* RECORDED INFORMATION
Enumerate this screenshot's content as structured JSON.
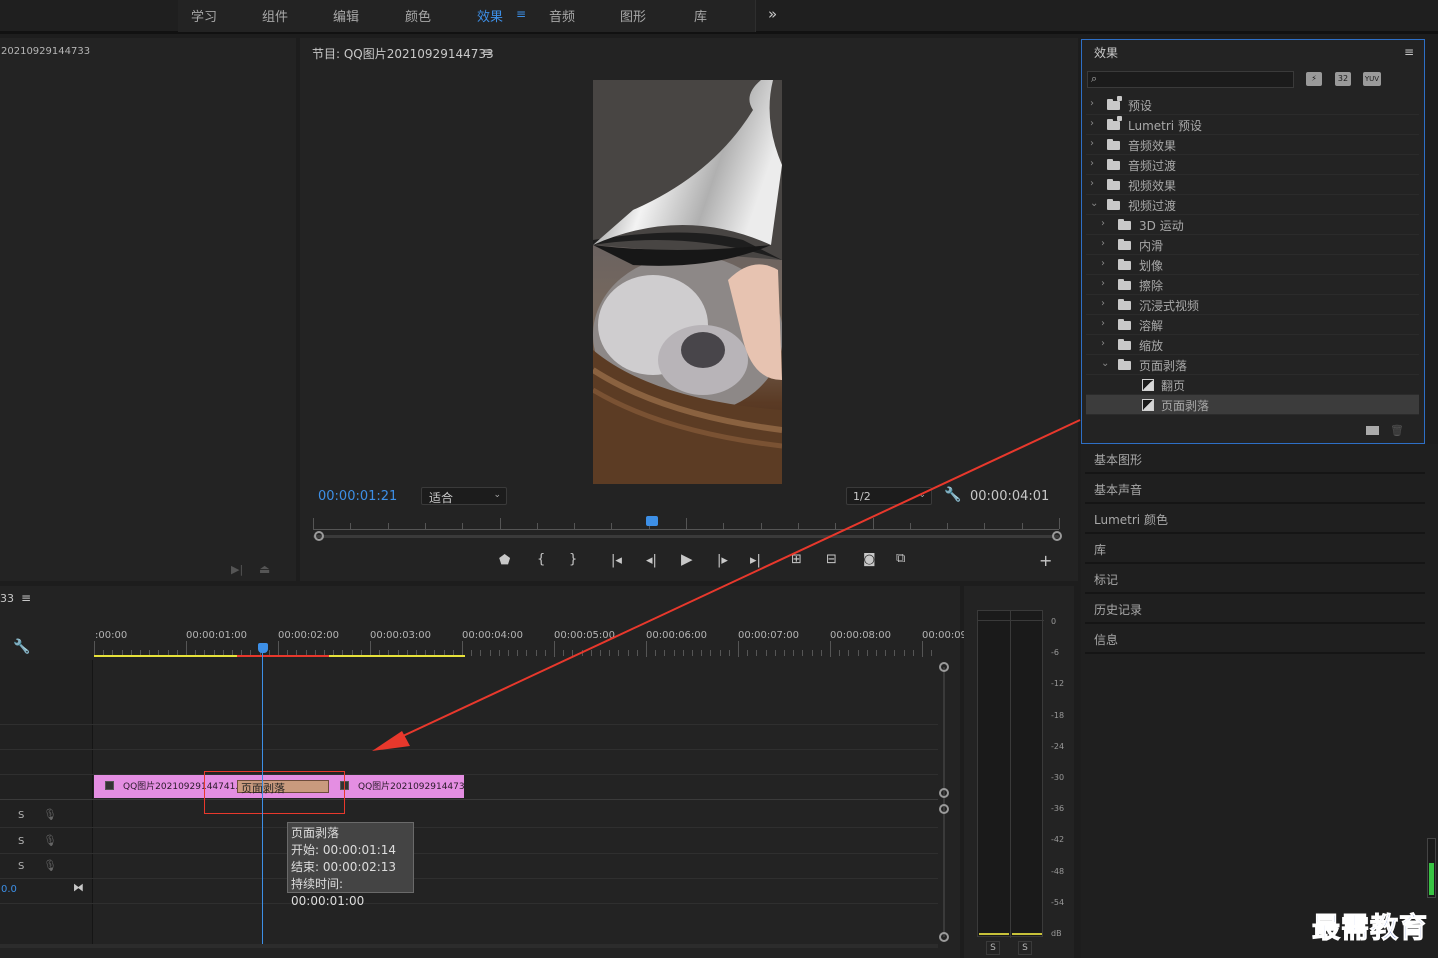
{
  "workspace_tabs": [
    {
      "label": "学习"
    },
    {
      "label": "组件"
    },
    {
      "label": "编辑"
    },
    {
      "label": "颜色"
    },
    {
      "label": "效果",
      "active": true
    },
    {
      "label": "音频"
    },
    {
      "label": "图形"
    },
    {
      "label": "库"
    }
  ],
  "workspace_menu_icon": "hamburger-icon",
  "workspace_overflow_label": "»",
  "source_panel": {
    "title": "20210929144733"
  },
  "program_monitor": {
    "title": "节目: QQ图片20210929144733",
    "current_timecode": "00:00:01:21",
    "fit_label": "适合",
    "resolution_label": "1/2",
    "duration_timecode": "00:00:04:01",
    "playhead_fraction": 0.45
  },
  "effects_panel": {
    "title": "效果",
    "search_placeholder": "",
    "filter_badges": [
      "32",
      "YUV"
    ],
    "tree": [
      {
        "label": "预设",
        "depth": 0,
        "expanded": false,
        "icon": "preset-bin-icon"
      },
      {
        "label": "Lumetri 预设",
        "depth": 0,
        "expanded": false,
        "icon": "preset-bin-icon"
      },
      {
        "label": "音频效果",
        "depth": 0,
        "expanded": false,
        "icon": "folder-icon"
      },
      {
        "label": "音频过渡",
        "depth": 0,
        "expanded": false,
        "icon": "folder-icon"
      },
      {
        "label": "视频效果",
        "depth": 0,
        "expanded": false,
        "icon": "folder-icon"
      },
      {
        "label": "视频过渡",
        "depth": 0,
        "expanded": true,
        "icon": "folder-icon"
      },
      {
        "label": "3D 运动",
        "depth": 1,
        "expanded": false,
        "icon": "folder-icon"
      },
      {
        "label": "内滑",
        "depth": 1,
        "expanded": false,
        "icon": "folder-icon"
      },
      {
        "label": "划像",
        "depth": 1,
        "expanded": false,
        "icon": "folder-icon"
      },
      {
        "label": "擦除",
        "depth": 1,
        "expanded": false,
        "icon": "folder-icon"
      },
      {
        "label": "沉浸式视频",
        "depth": 1,
        "expanded": false,
        "icon": "folder-icon"
      },
      {
        "label": "溶解",
        "depth": 1,
        "expanded": false,
        "icon": "folder-icon"
      },
      {
        "label": "缩放",
        "depth": 1,
        "expanded": false,
        "icon": "folder-icon"
      },
      {
        "label": "页面剥落",
        "depth": 1,
        "expanded": true,
        "icon": "folder-icon"
      },
      {
        "label": "翻页",
        "depth": 2,
        "icon": "transition-icon"
      },
      {
        "label": "页面剥落",
        "depth": 2,
        "icon": "transition-icon",
        "selected": true
      }
    ]
  },
  "side_panels": [
    "基本图形",
    "基本声音",
    "Lumetri 颜色",
    "库",
    "标记",
    "历史记录",
    "信息"
  ],
  "timeline": {
    "title": "33",
    "ruler_labels": [
      ":00:00",
      "00:00:01:00",
      "00:00:02:00",
      "00:00:03:00",
      "00:00:04:00",
      "00:00:05:00",
      "00:00:06:00",
      "00:00:07:00",
      "00:00:08:00",
      "00:00:09:"
    ],
    "clip_a": "QQ图片20210929144741.",
    "transition": "页面剥落",
    "clip_b": "QQ图片2021092914473",
    "audio_track_labels": [
      "S",
      "S",
      "S"
    ],
    "master_value": "0.0",
    "tooltip": {
      "name": "页面剥落",
      "start": "开始: 00:00:01:14",
      "end": "结束: 00:00:02:13",
      "duration": "持续时间: 00:00:01:00"
    }
  },
  "audio_meter": {
    "db_labels": [
      "0",
      "-6",
      "-12",
      "-18",
      "-24",
      "-30",
      "-36",
      "-42",
      "-48",
      "-54",
      "dB"
    ],
    "solo_labels": [
      "S",
      "S"
    ]
  },
  "watermark": "最需教育",
  "colors": {
    "accent": "#3d8fe6",
    "clip": "#e48ee2",
    "transition": "#c99a7e",
    "annotation": "#e8382c",
    "workarea": "#e7e23a"
  }
}
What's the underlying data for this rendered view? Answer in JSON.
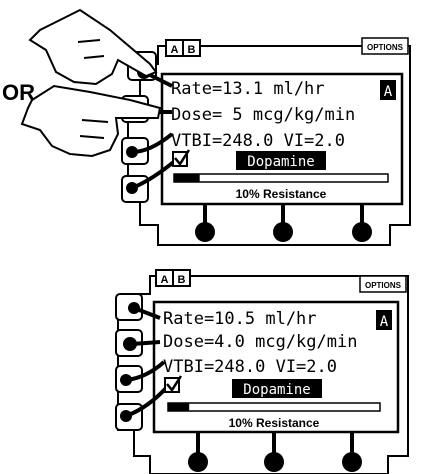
{
  "or_label": "OR",
  "colors": {
    "ink": "#000000",
    "paper": "#ffffff"
  },
  "screens": [
    {
      "tab_a": "A",
      "tab_b": "B",
      "options_label": "OPTIONS",
      "rate_line": "Rate=13.1 ml/hr",
      "dose_line": "Dose= 5 mcg/kg/min",
      "vtbi_line": "VTBI=248.0  VI=2.0",
      "channel_badge": "A",
      "drug_name": "Dopamine",
      "resistance_label": "10% Resistance",
      "progress_fraction": 0.12
    },
    {
      "tab_a": "A",
      "tab_b": "B",
      "options_label": "OPTIONS",
      "rate_line": "Rate=10.5 ml/hr",
      "dose_line": "Dose=4.0 mcg/kg/min",
      "vtbi_line": "VTBI=248.0  VI=2.0",
      "channel_badge": "A",
      "drug_name": "Dopamine",
      "resistance_label": "10% Resistance",
      "progress_fraction": 0.1
    }
  ]
}
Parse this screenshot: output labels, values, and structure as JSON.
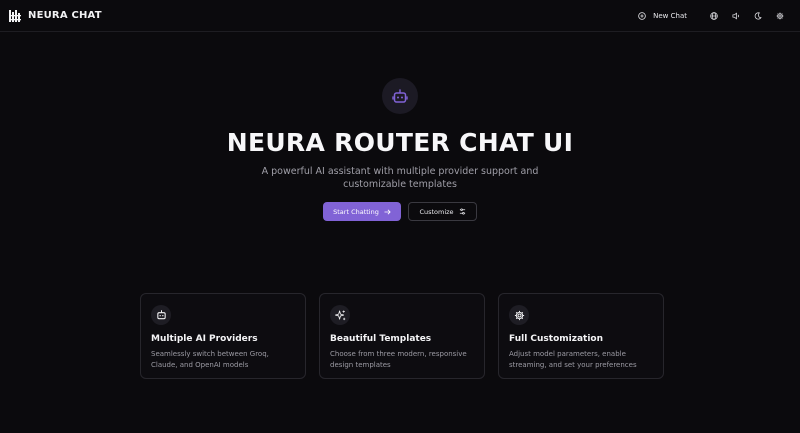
{
  "header": {
    "brand_name": "NEURA CHAT",
    "new_chat_label": "New Chat",
    "icons": [
      "plus-circle-icon",
      "globe-icon",
      "speaker-icon",
      "moon-icon",
      "gear-icon"
    ]
  },
  "hero": {
    "title": "NEURA ROUTER CHAT UI",
    "subtitle": "A powerful AI assistant with multiple provider support and customizable templates",
    "start_label": "Start Chatting",
    "customize_label": "Customize"
  },
  "features": [
    {
      "icon": "robot-icon",
      "title": "Multiple AI Providers",
      "description": "Seamlessly switch between Groq, Claude, and OpenAI models"
    },
    {
      "icon": "sparkles-icon",
      "title": "Beautiful Templates",
      "description": "Choose from three modern, responsive design templates"
    },
    {
      "icon": "gear-icon",
      "title": "Full Customization",
      "description": "Adjust model parameters, enable streaming, and set your preferences"
    }
  ],
  "colors": {
    "background": "#0b0a0d",
    "accent": "#8163d6",
    "muted_text": "#a09fa8"
  }
}
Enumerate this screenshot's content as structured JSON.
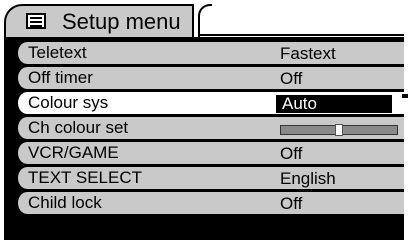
{
  "menu": {
    "title": "Setup menu",
    "title_icon": "list-icon",
    "items": [
      {
        "label": "Teletext",
        "value": "Fastext",
        "selected": false,
        "kind": "text"
      },
      {
        "label": "Off timer",
        "value": "Off",
        "selected": false,
        "kind": "text"
      },
      {
        "label": "Colour sys",
        "value": "Auto",
        "selected": true,
        "kind": "text"
      },
      {
        "label": "Ch colour set",
        "value": null,
        "selected": false,
        "kind": "slider",
        "level": 0.5
      },
      {
        "label": "VCR/GAME",
        "value": "Off",
        "selected": false,
        "kind": "text"
      },
      {
        "label": "TEXT SELECT",
        "value": "English",
        "selected": false,
        "kind": "text"
      },
      {
        "label": "Child lock",
        "value": "Off",
        "selected": false,
        "kind": "text"
      }
    ]
  },
  "colors": {
    "row_bg": "#c9c9c9",
    "selected_row_bg": "#ffffff",
    "highlight": "#000000",
    "frame": "#000000"
  }
}
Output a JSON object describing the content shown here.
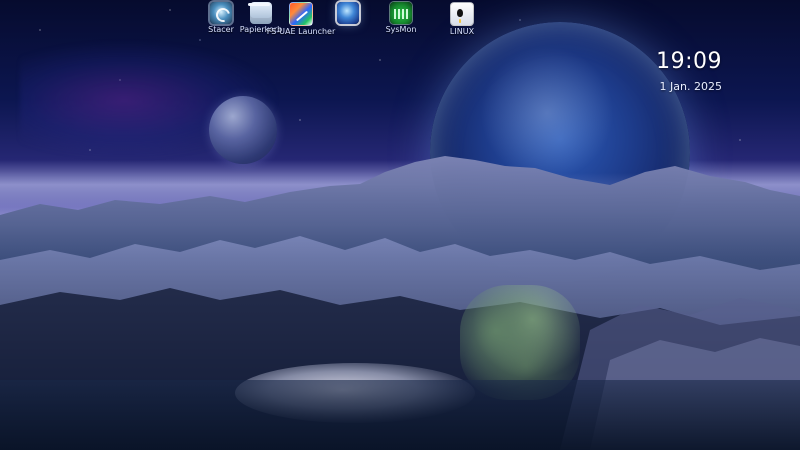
{
  "desktop": {
    "icons": [
      {
        "label": "Stacer",
        "icon": "stacer-icon"
      },
      {
        "label": "Papierkorb",
        "icon": "trash-icon"
      },
      {
        "label": "FS-UAE Launcher",
        "icon": "fs-uae-launcher-icon"
      },
      {
        "label": "",
        "icon": "globe-icon"
      },
      {
        "label": "SysMon",
        "icon": "sysmon-icon"
      },
      {
        "label": "LINUX",
        "icon": "document-icon"
      }
    ]
  },
  "clock": {
    "time": "19:09",
    "date": "1 Jan. 2025"
  }
}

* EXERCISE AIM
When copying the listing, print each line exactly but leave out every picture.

* SOLUTION FOR THIS EXERCISE
Enumerate this screenshot's content as structured JSON.
{
  "workspace_tabs": [
    {
      "label": "学习"
    },
    {
      "label": "组件"
    },
    {
      "label": "编辑"
    },
    {
      "label": "颜色"
    },
    {
      "label": "效果",
      "active": true
    },
    {
      "label": "音频"
    },
    {
      "label": "图形"
    },
    {
      "label": "库"
    }
  ],
  "workspace_menu_icon": "hamburger-icon",
  "workspace_overflow_label": "»",
  "source_panel": {
    "title": "20210929144733"
  },
  "program_monitor": {
    "title": "节目: QQ图片20210929144733",
    "current_timecode": "00:00:01:21",
    "fit_label": "适合",
    "resolution_label": "1/2",
    "duration_timecode": "00:00:04:01",
    "playhead_fraction": 0.45
  },
  "effects_panel": {
    "title": "效果",
    "search_placeholder": "",
    "filter_badges": [
      "32",
      "YUV"
    ],
    "tree": [
      {
        "label": "预设",
        "depth": 0,
        "expanded": false,
        "icon": "preset-bin-icon"
      },
      {
        "label": "Lumetri 预设",
        "depth": 0,
        "expanded": false,
        "icon": "preset-bin-icon"
      },
      {
        "label": "音频效果",
        "depth": 0,
        "expanded": false,
        "icon": "folder-icon"
      },
      {
        "label": "音频过渡",
        "depth": 0,
        "expanded": false,
        "icon": "folder-icon"
      },
      {
        "label": "视频效果",
        "depth": 0,
        "expanded": false,
        "icon": "folder-icon"
      },
      {
        "label": "视频过渡",
        "depth": 0,
        "expanded": true,
        "icon": "folder-icon"
      },
      {
        "label": "3D 运动",
        "depth": 1,
        "expanded": false,
        "icon": "folder-icon"
      },
      {
        "label": "内滑",
        "depth": 1,
        "expanded": false,
        "icon": "folder-icon"
      },
      {
        "label": "划像",
        "depth": 1,
        "expanded": false,
        "icon": "folder-icon"
      },
      {
        "label": "擦除",
        "depth": 1,
        "expanded": false,
        "icon": "folder-icon"
      },
      {
        "label": "沉浸式视频",
        "depth": 1,
        "expanded": false,
        "icon": "folder-icon"
      },
      {
        "label": "溶解",
        "depth": 1,
        "expanded": false,
        "icon": "folder-icon"
      },
      {
        "label": "缩放",
        "depth": 1,
        "expanded": false,
        "icon": "folder-icon"
      },
      {
        "label": "页面剥落",
        "depth": 1,
        "expanded": true,
        "icon": "folder-icon"
      },
      {
        "label": "翻页",
        "depth": 2,
        "icon": "transition-icon"
      },
      {
        "label": "页面剥落",
        "depth": 2,
        "icon": "transition-icon",
        "selected": true
      }
    ]
  },
  "side_panels": [
    "基本图形",
    "基本声音",
    "Lumetri 颜色",
    "库",
    "标记",
    "历史记录",
    "信息"
  ],
  "timeline": {
    "title": "33",
    "ruler_labels": [
      ":00:00",
      "00:00:01:00",
      "00:00:02:00",
      "00:00:03:00",
      "00:00:04:00",
      "00:00:05:00",
      "00:00:06:00",
      "00:00:07:00",
      "00:00:08:00",
      "00:00:09:"
    ],
    "clip_a": "QQ图片20210929144741.",
    "transition": "页面剥落",
    "clip_b": "QQ图片2021092914473",
    "audio_track_labels": [
      "S",
      "S",
      "S"
    ],
    "master_value": "0.0",
    "tooltip": {
      "name": "页面剥落",
      "start": "开始: 00:00:01:14",
      "end": "结束: 00:00:02:13",
      "duration": "持续时间: 00:00:01:00"
    }
  },
  "audio_meter": {
    "db_labels": [
      "0",
      "-6",
      "-12",
      "-18",
      "-24",
      "-30",
      "-36",
      "-42",
      "-48",
      "-54",
      "dB"
    ],
    "solo_labels": [
      "S",
      "S"
    ]
  },
  "watermark": "最需教育",
  "colors": {
    "accent": "#3d8fe6",
    "clip": "#e48ee2",
    "transition": "#c99a7e",
    "annotation": "#e8382c",
    "workarea": "#e7e23a"
  }
}
What's the underlying data for this rendered view? Answer in JSON.
{
  "or_label": "OR",
  "colors": {
    "ink": "#000000",
    "paper": "#ffffff"
  },
  "screens": [
    {
      "tab_a": "A",
      "tab_b": "B",
      "options_label": "OPTIONS",
      "rate_line": "Rate=13.1 ml/hr",
      "dose_line": "Dose= 5 mcg/kg/min",
      "vtbi_line": "VTBI=248.0  VI=2.0",
      "channel_badge": "A",
      "drug_name": "Dopamine",
      "resistance_label": "10% Resistance",
      "progress_fraction": 0.12
    },
    {
      "tab_a": "A",
      "tab_b": "B",
      "options_label": "OPTIONS",
      "rate_line": "Rate=10.5 ml/hr",
      "dose_line": "Dose=4.0 mcg/kg/min",
      "vtbi_line": "VTBI=248.0  VI=2.0",
      "channel_badge": "A",
      "drug_name": "Dopamine",
      "resistance_label": "10% Resistance",
      "progress_fraction": 0.1
    }
  ]
}
Parse this screenshot: output labels, values, and structure as JSON.
{
  "header": {
    "brand_name": "NEURA CHAT",
    "new_chat_label": "New Chat",
    "icons": [
      "plus-circle-icon",
      "globe-icon",
      "speaker-icon",
      "moon-icon",
      "gear-icon"
    ]
  },
  "hero": {
    "title": "NEURA ROUTER CHAT UI",
    "subtitle": "A powerful AI assistant with multiple provider support and customizable templates",
    "start_label": "Start Chatting",
    "customize_label": "Customize"
  },
  "features": [
    {
      "icon": "robot-icon",
      "title": "Multiple AI Providers",
      "description": "Seamlessly switch between Groq, Claude, and OpenAI models"
    },
    {
      "icon": "sparkles-icon",
      "title": "Beautiful Templates",
      "description": "Choose from three modern, responsive design templates"
    },
    {
      "icon": "gear-icon",
      "title": "Full Customization",
      "description": "Adjust model parameters, enable streaming, and set your preferences"
    }
  ],
  "colors": {
    "background": "#0b0a0d",
    "accent": "#8163d6",
    "muted_text": "#a09fa8"
  }
}
Enumerate this screenshot's content as structured JSON.
{
  "menu": {
    "title": "Setup menu",
    "title_icon": "list-icon",
    "items": [
      {
        "label": "Teletext",
        "value": "Fastext",
        "selected": false,
        "kind": "text"
      },
      {
        "label": "Off timer",
        "value": "Off",
        "selected": false,
        "kind": "text"
      },
      {
        "label": "Colour sys",
        "value": "Auto",
        "selected": true,
        "kind": "text"
      },
      {
        "label": "Ch colour set",
        "value": null,
        "selected": false,
        "kind": "slider",
        "level": 0.5
      },
      {
        "label": "VCR/GAME",
        "value": "Off",
        "selected": false,
        "kind": "text"
      },
      {
        "label": "TEXT SELECT",
        "value": "English",
        "selected": false,
        "kind": "text"
      },
      {
        "label": "Child lock",
        "value": "Off",
        "selected": false,
        "kind": "text"
      }
    ]
  },
  "colors": {
    "row_bg": "#c9c9c9",
    "selected_row_bg": "#ffffff",
    "highlight": "#000000",
    "frame": "#000000"
  }
}
Output a JSON object describing the content shown here.
{
  "desktop": {
    "icons": [
      {
        "label": "Stacer",
        "icon": "stacer-icon"
      },
      {
        "label": "Papierkorb",
        "icon": "trash-icon"
      },
      {
        "label": "FS-UAE Launcher",
        "icon": "fs-uae-launcher-icon"
      },
      {
        "label": "",
        "icon": "globe-icon"
      },
      {
        "label": "SysMon",
        "icon": "sysmon-icon"
      },
      {
        "label": "LINUX",
        "icon": "document-icon"
      }
    ]
  },
  "clock": {
    "time": "19:09",
    "date": "1 Jan. 2025"
  }
}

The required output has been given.